With these thoughts in mind, I recently spoke with Gil Zilberfeld, product manager at Typemock, to discuss best practices for cultivating an effective agile development. Below are the most important takeaways from our discussion that developers should consider when developing an effective agile environment.
Focus on Results—Publicize Your Hard Work!
Since its inception, agile development has shifted from a bottom-up to top-down process. This means that most of the direction comes from upper management, while the development team is charged with operating within the rules and boundaries that are set by upper management. Stated differently, this top-down process typically takes longer to implement.
As a result of this top-down mentality, it's especially important for development teams to focus on tangible and measurable results. Rather than showing upper management the amount of code produced, show something more specific such as decreased processing time for executing a feature under load. Unit tests are a great option to demonstrate these type of results and proves to upper management in a meaningful way that your product or service is fit for use. Test driven development (TDD) can also play an important role here as well.
Finally, Zilberfeld stresses transparency in the agile development process. Not only do you want to showcase all of your successes, but it's also important to acknowledge your failures and consider different ways to address them.
Gain Sponsorship from Upper Management
Because agile development is a top-bottom approach, it can be a time-consuming process to get approval from upper management so that development initiatives are set in motion. As a result, Zilberfeld recommends finding a go-to person who supports the agile mission that's able to effectively backup the development team for any tasks that require approval from upper management. Without this type of person at the helm, Zilberfeld explains that a development team can easily get caught up in a vicious cycle where they're wasting precious time explaining themselves to gain approval for different initiatives. By having a spokesperson to help sell your initiatives to upper management, your development teams will be better able to spend their time developing quality software.
Ask for Feedback
Because agile development is an inherently iterative process, it should come to no surprise that obtaining feedback should be put at the forefront of the development process. Stressing this importance, Zilberfeld says, "If you don't ask for feedback, then it's like you've done nothing." Collaboration within development teams also plays an important role here. Zilberfeld highly recommends that developers engage in a peer code review process, which helps development teams continuously improve their skillsets in an efficient and collaborative way.

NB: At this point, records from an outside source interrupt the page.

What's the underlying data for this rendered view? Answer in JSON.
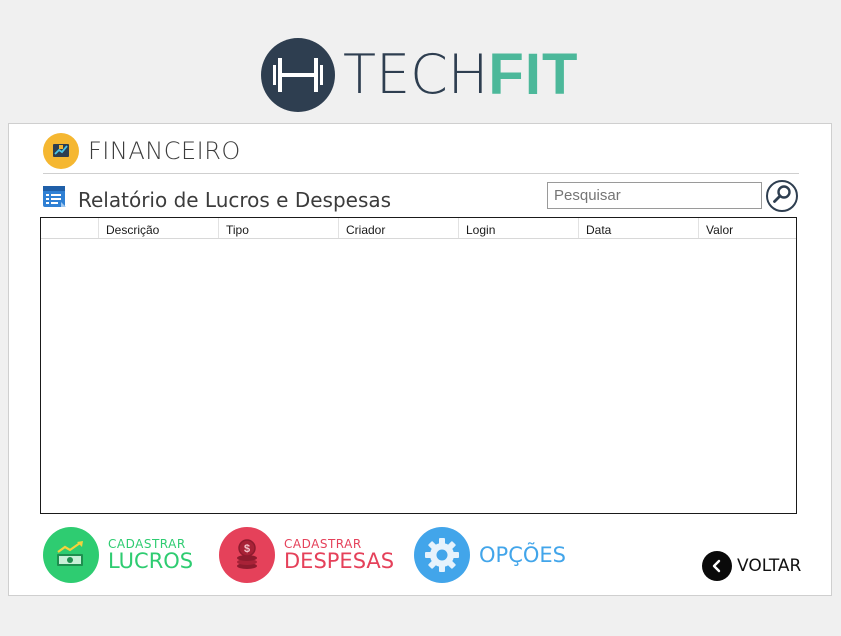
{
  "logo": {
    "part1": "TECH",
    "part2": "FIT",
    "colors": {
      "dark": "#2e3e50",
      "accent": "#4cb89a"
    }
  },
  "section": {
    "title": "FINANCEIRO",
    "icon": "finance-chart-icon"
  },
  "report": {
    "title": "Relatório de Lucros e Despesas",
    "icon": "report-list-icon"
  },
  "search": {
    "placeholder": "Pesquisar",
    "icon": "magnifier-icon"
  },
  "grid": {
    "columns": [
      "Descrição",
      "Tipo",
      "Criador",
      "Login",
      "Data",
      "Valor"
    ],
    "rows": []
  },
  "actions": {
    "lucros": {
      "small": "CADASTRAR",
      "big": "LUCROS",
      "color": "#2ecc71",
      "icon": "money-growth-icon"
    },
    "despesas": {
      "small": "CADASTRAR",
      "big": "DESPESAS",
      "color": "#e5415a",
      "icon": "coins-stack-icon"
    },
    "opcoes": {
      "big": "OPÇÕES",
      "color": "#42a5ea",
      "icon": "gear-icon"
    }
  },
  "voltar": {
    "label": "VOLTAR",
    "icon": "chevron-left-icon"
  }
}
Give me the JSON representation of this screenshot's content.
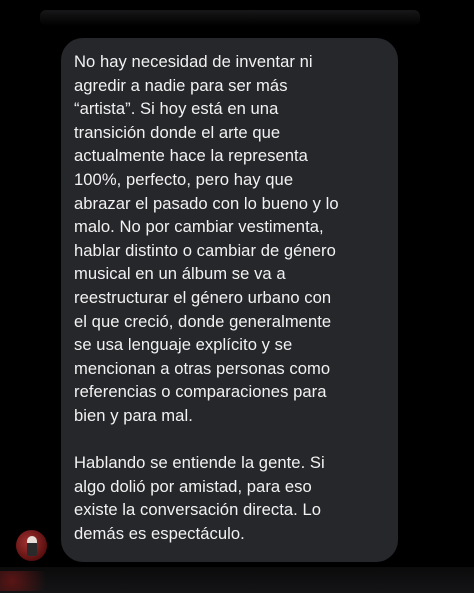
{
  "message": {
    "paragraphs": [
      "No hay necesidad de inventar ni\nagredir a nadie para ser más\n“artista”. Si hoy está en una\ntransición donde el arte que\nactualmente hace la representa\n100%, perfecto, pero hay que\nabrazar el pasado con lo bueno y lo\nmalo. No por cambiar vestimenta,\nhablar distinto o cambiar de género\nmusical en un álbum se va a\nreestructurar el género urbano con\nel que creció, donde generalmente\nse usa lenguaje explícito y se\nmencionan a otras personas como\nreferencias o comparaciones para\nbien y para mal.",
      "Hablando se entiende la gente. Si\nalgo dolió por amistad, para eso\nexiste la conversación directa. Lo\ndemás es espectáculo."
    ]
  },
  "colors": {
    "background": "#000000",
    "bubble": "#26272b",
    "text": "#f2f2f2",
    "avatar_accent": "#a33232"
  }
}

According to Zilberfeld, an effective agile environment can't be successful without automation. As a rule of thumb, if you're doing something more than once, then it's likely that you need to automate it. It can be incredibly stressful to write a new test in a scrum sprint for every new feature that you're developing. That stress easily intensifies as developers need to ensure that those features work on existing builds. Automated regression testing is an excellent technique for eliminating those hassles for efficient code iteration. An automation testing framework helps alleviate this tediousness and frees up your development team's time so they can get back to developing new functionalities.
Fail Early and Try Again
Finally, Zilberfeld urges developers to accept the mantra of fail early and try again. Remember that agile is an iterative process—you’re developing little bits of demonstrable functionality. Zilberfeld recommends to always assume that 90 percent of what you do isn’t going to work. Stated differently, keep a level head, learn through your mistakes and make adjustments accordingly. Learn, adjust, adapt. It’s all iterative.